One persistent trend is energy-efficient homebuilding, the pinnacle of which might be what Sloan Ritchie, founder of Cascade Built, a custom sustainable homebuilder in Seattle, describes as a "passive house." This type of home is so airtight and has so much extra insulation and such high-quality windows that a furnace might not even be needed.
What is required, though, is ventilation, Ritchie says. That can be achieved with a heat-recovery ventilator, which exhausts stale air from the kitchen and bathrooms and delivers fresh air to the bedrooms, living rooms and other spaces, Ritchie explains.
Passive homes might be a trend, but they still account for only a tiny percentage of newly built homes.

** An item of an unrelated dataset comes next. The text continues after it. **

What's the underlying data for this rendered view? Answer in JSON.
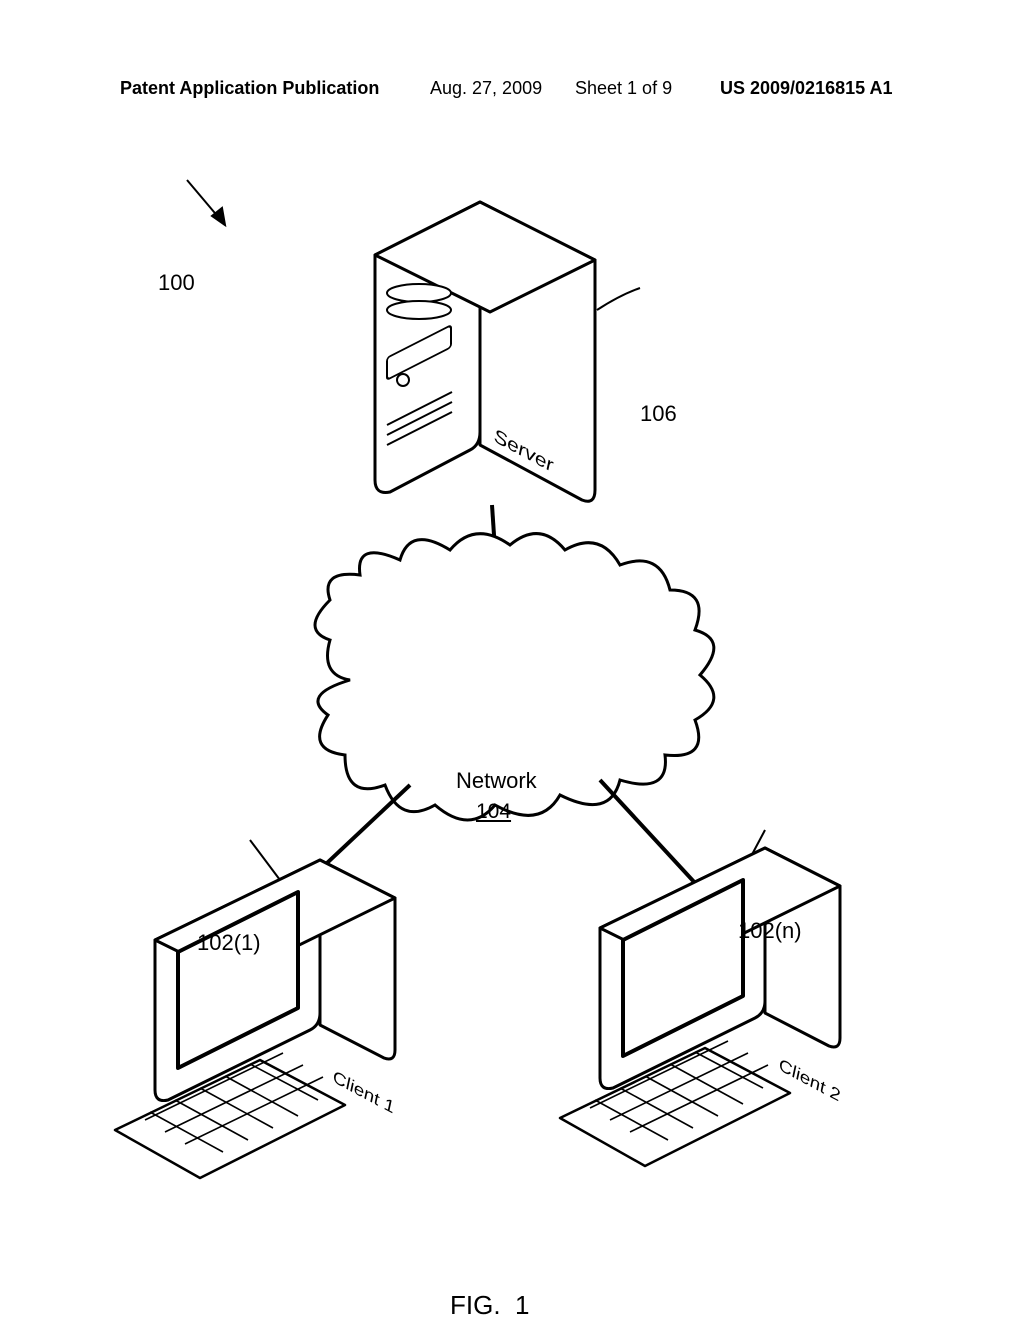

In fact, nearly all of the 483,000 new homes constructed in 2012, the latest year for which the U.S. Census Bureau has released data, contained a heating or cooling system. Of the total, 278,000 homes had a warm-air furnace, 183,000 had a heat pump as the primary heating system and 432,000 had air conditioning.